WASHINGTON, June 4 (AP) - Despite disagreeing with George W. Bush on
abortion, Pennsylvania Gov. Tom Ridge said Sunday it would be "my
responsibility to back him up" if asked to be Bush's running mate.
"I think my job is to be supportive of Governor Bush," Ridge said on ``Fox
News Sunday," when asked whether he would continue speaking out for
abortion rights if he joined the ticket. "I think it's pretty well
documented ... that we disagree on that issue.
"But in terms of his support as our national leader of that point of view,
it'd be my responsibility to back him up even though I think people would
know we disagree with that," said Ridge, a Republican in his second term.
Bush, the likely GOP nominee for president, favors abortion only in cases of
rape, incest or to save the woman's life. Ridge, also a Republican, backs
abortion rights but opposes a certain type of late-term abortion.
Ridge, who Bush has said is under consideration for the No. 2 job, has urged
the party to remove strict anti-abortion language from its platform. Bush
has said he does not want to amend the language, but realizes Republicans
will disagree on the issue.
In 1980, Bush's father, George Bush, an abortion rights supporter, adopted
Ronald Reagan's anti-abortion stance after joining Reagan on the Republican
Asked whether he would follow suit, Ridge said: "My job is to support the
public posture of the president of the United States."
Others disagreed on the prospect of Ridge as the Republicans' pick for vice
Former Republican and Reform Party presidential hopeful Pat Buchanan said
such a step would mark "the beginning of the end" of the GOP.
"I think if (Bush) did do that he would permanently split the Republican
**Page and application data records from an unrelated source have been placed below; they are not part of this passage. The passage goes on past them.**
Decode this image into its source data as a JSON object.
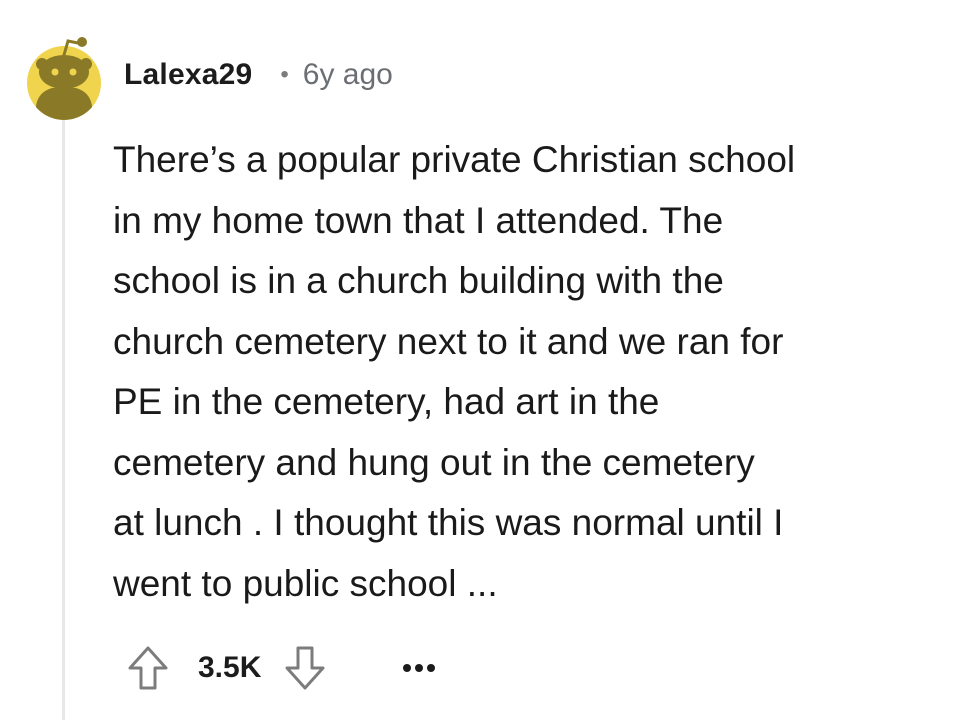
{
  "comment": {
    "author": "Lalexa29",
    "separator": "•",
    "timestamp": "6y ago",
    "body_lines": [
      "There’s a popular private Christian school",
      "in my home town that I attended. The",
      "school is in a church building with the",
      "church cemetery next to it and we ran for",
      "PE in the cemetery, had art in the",
      "cemetery and hung out in the cemetery",
      "at lunch . I thought this was normal until I",
      "went to public school ..."
    ],
    "vote_score": "3.5K"
  },
  "icons": {
    "avatar": "snoo-avatar-icon",
    "upvote": "arrow-up-icon",
    "downvote": "arrow-down-icon",
    "more": "more-horizontal-icon"
  },
  "colors": {
    "avatar_bg": "#f0d44e",
    "avatar_figure": "#8a7a27",
    "thread_line": "#e5e7eb",
    "meta_text": "#6b6f73"
  }
}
Party. He would make the Republican Party basically indifferent on the issue
of life," Buchanan said on Fox.
Sen. John McCain, R-Ariz., a former GOP presidential contender who shares
Bush's views on abortion, noted that Bush said he would not subject
potential running mates to any litmus test.
"The criteria is who can best serve as president of the United States," he
said on NBC's "Meet the Press." "I believe that there should not be any
single reason for him to be disqualified."